I’ve heard the quote “Planning is essential, plans are useless” time and time again on my favorite podcast, Manager Tools.  I think the podcast modified this quote from Eisenhower and/or Churchill, both of which said similar variations of the same meaning.

The purpose of planning within a Parks and Recreation agency is to PREPARE.  Like all plans, it is essential that agencies develop plans for all areas of operations, from emergency and safety, to capital and strategic improvements, to policies and procedures, to maintenance and supervision.  That’s a lot of responsibility for an organization, which is why it is necessary that there are plans in place to address these complex and often critical operations.  The main words that CPRP uses in their study guide is to prepare for “future growth, opportunities, and major purchases.”
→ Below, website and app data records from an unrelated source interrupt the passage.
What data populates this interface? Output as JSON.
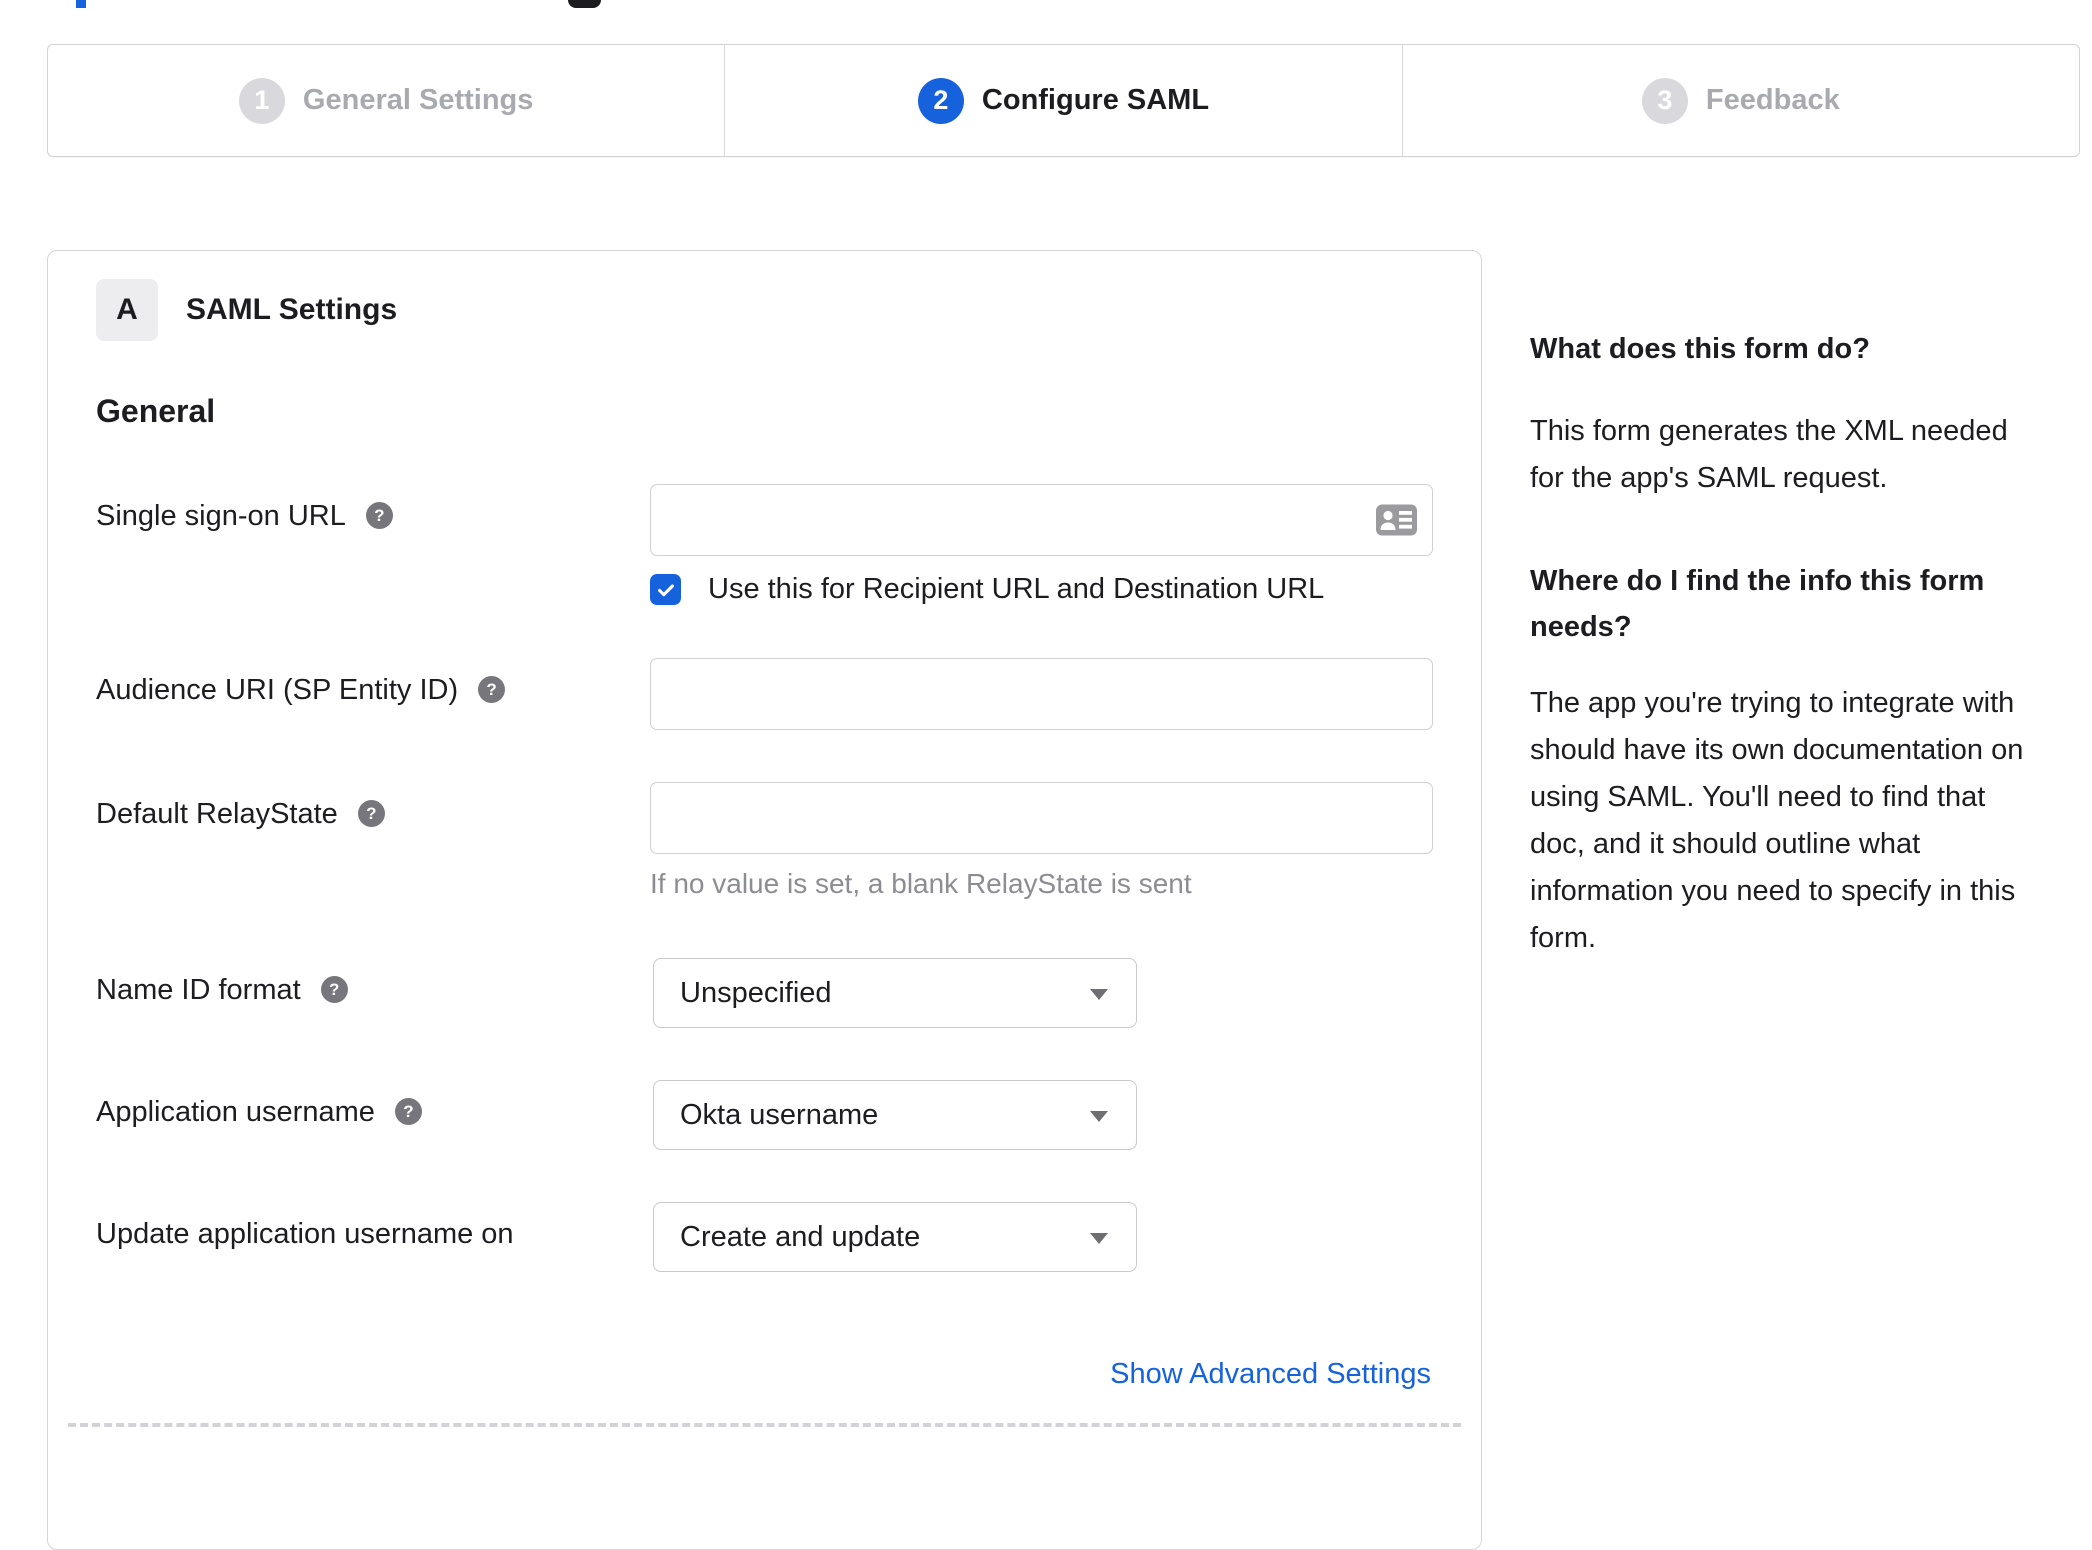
{
  "stepper": {
    "steps": [
      {
        "number": "1",
        "label": "General Settings",
        "state": "inactive"
      },
      {
        "number": "2",
        "label": "Configure SAML",
        "state": "active"
      },
      {
        "number": "3",
        "label": "Feedback",
        "state": "inactive"
      }
    ]
  },
  "panel": {
    "badge": "A",
    "title": "SAML Settings",
    "section": "General",
    "fields": {
      "sso": {
        "label": "Single sign-on URL",
        "value": "",
        "checkbox_label": "Use this for Recipient URL and Destination URL",
        "checkbox_checked": true
      },
      "audience": {
        "label": "Audience URI (SP Entity ID)",
        "value": ""
      },
      "relay": {
        "label": "Default RelayState",
        "value": "",
        "hint": "If no value is set, a blank RelayState is sent"
      },
      "name_id_format": {
        "label": "Name ID format",
        "value": "Unspecified"
      },
      "app_username": {
        "label": "Application username",
        "value": "Okta username"
      },
      "update_username": {
        "label": "Update application username on",
        "value": "Create and update"
      }
    },
    "advanced_link": "Show Advanced Settings"
  },
  "help_panel": {
    "q1": "What does this form do?",
    "a1": "This form generates the XML needed for the app's SAML request.",
    "q2": "Where do I find the info this form needs?",
    "a2": "The app you're trying to integrate with should have its own documentation on using SAML. You'll need to find that doc, and it should outline what information you need to specify in this form."
  },
  "icons": {
    "help": "?"
  },
  "colors": {
    "accent": "#1662dd",
    "active_text": "#1d1d21",
    "inactive_text": "#a9a9b0",
    "border": "#cdcdd2",
    "hint_text": "#8c8c93"
  }
}
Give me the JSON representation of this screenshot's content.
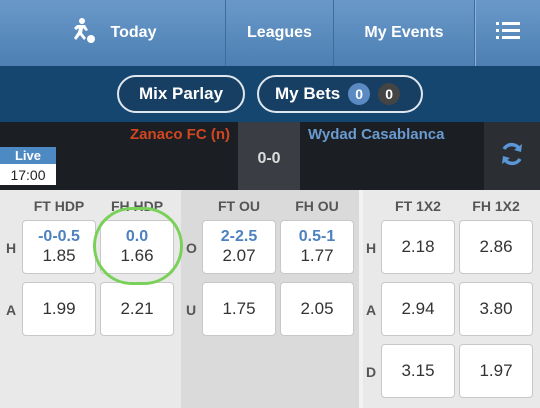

In this blog post, I’m going to explore the similarities and differences in comprehensive plans, strategic plans, capital improvements, site plans, safety checks, and everything in between.  Hang in there, we’ve got a lot to learn.

Comprehensive plans:

Master Plans:

Strategic Plans:

Capital Improvements Project:

According to CPRP study guide, there are three main characteristics of a CIP:

  1. A CIP must create a long-term benefit to the agency (>1 year)
  2. May be a sustainable project, as it can be difficult to rewind the progress that’s made within a CIP
  3. There is a formal review process which is typically reviewed by an internal committee